I hope everyone has enjoyed their first few weeks of classes! If your weeks were anything like the normal first few weeks of the school year, it’s probably safe to say they have been busy as ever. Is anyone ready for a movie break? I know I am. This week, I introduce a short documentary that is available as an online resource. It’s just thirty minutes long, but it packs a powerful message. The film is called The Dream is Now and it is about how the broken immigration system in the United States affects the lives of those with the “undocumented” status living in this country. With this resource, I’m building on the themes that Keira elaborated on earlier this week: resources to honor and understand Latin American cultural influences and experiences. Continue reading
Tag Archives: Film
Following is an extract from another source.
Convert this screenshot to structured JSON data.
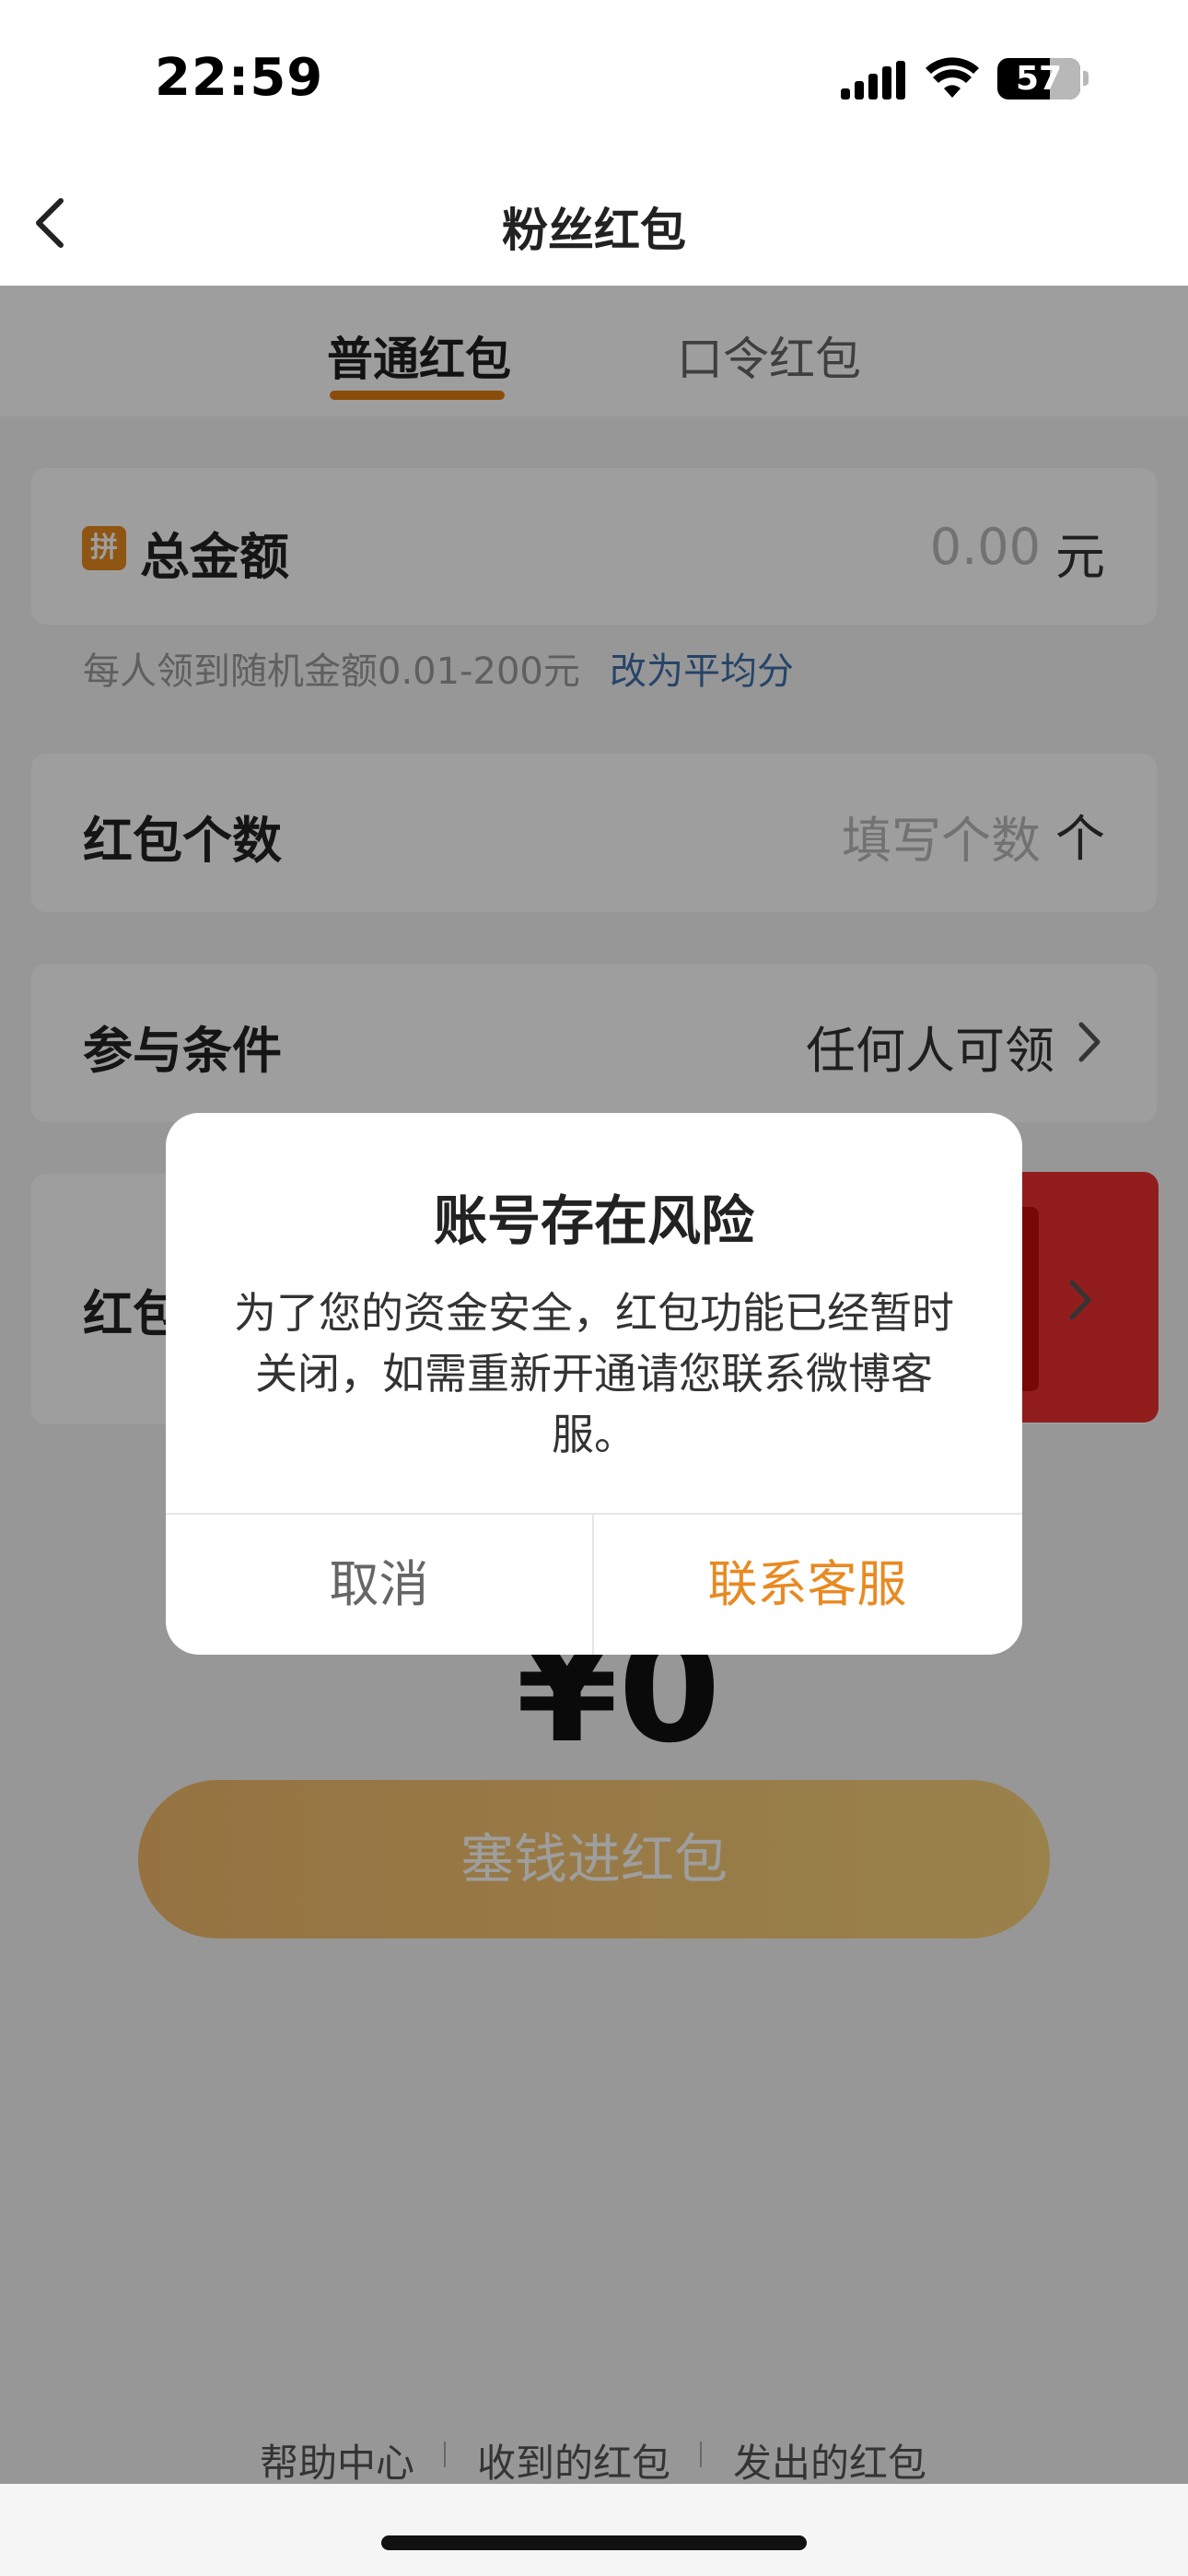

WWW: “The Invisibles,” or a Documentary on Contemporary Immigration
This weekend is the second annual ¡Cine Magnífico! Albuquerque Latino Film Festival here in New Mexico – which means we at the Latin American & Iberian Institute are focused on Latino films and filmmakers. With so much discussion happening around the upcoming film screenings, it seemed only natural for us to use this WWW post as an opportunity to highlight some of the ways that movies and documentaries can be used in the classrooms. Furthermore, given that it’s Hispanic Heritage Month, we thought it prudent to draw your attention to a resource that can be used to complement discussions about historic and contemporary Hispanic experiences.
More on National Hispanic Heritage Month: The Zinn Education Project
As many of our readers seem to be very interested in resources for teaching about Hispanic Heritage Month, I thought I’d write a quick post with links to more resources I’ve come across recently. If you haven’t read other posts we’ve shared on the topic, check out Ailesha’s and Cindy’s ideas.
World Wide Web: Resources for using film in the classroom
Films can be an amazing way to add depth to a curriculum unit or thematic study. Often times, I found I didn’t even have to show the entire film–just a few clips could get my students interested and engaged. One of my 3rd grade students’ favorite films was Balseros. If you’re familiar with the film, you may be thinking (and rightly so) that it’s not necessarily appropriate for 9 year-olds. But, I didn’t need the entire documentary to make my point. All I needed was for my students to get some sort of sensory connection to Cuba: to see the people, to understand what an the island and an ocean look like, to feel the beat of the Cuban music, and most especially to hear the language. Continue reading
En la Clase: Around the world in 180 days, Part III
Using Film to Teach Global Citizenship
In the last post, I discussed the ways we can use literature to encourage global citizenship in our classrooms . Film can be used in a much similar way, transporting students to a different place or time. To show a good film is to give students the opportunity to experience a piece of life through someone else’s eyes. If we use films written, directed, produced or acted by those from other countries, we’re also providing exposure to another’s point of view, one that often is vastly different from our own.
Our students are from a visually and technologically savvy generation. Amid Promethean boards, other smart board technologies, Ipads, and Imovie apps, watching a movie in class isn’t necessarily the ‘treat’ it used to be–some of our students are used to creating their own movies. Too often movies in class have become synonymous with nap time or busy work–a.k.a the teacher has work she/he has to get done, and doesn’t have time to teach. So, the idea of a movie itself might not catch a class’s attention, but that story that transports them to a country they’ve never seen, an ecosystem they’ve only read about, languages or music they’ve never heard, or art they’ve never seen–that can grab their attention.
Discussions of films like these are always a great exercise in critical thinking skills. Last spring semester we hosted a workshop on “Teaching About the Border Through the Lens of Film.” Dr. Liz Hutchison, UNM professor of History, brought up a number of important points to consider when we use film in the classroom–many that could lead to fruitful classroom discussions.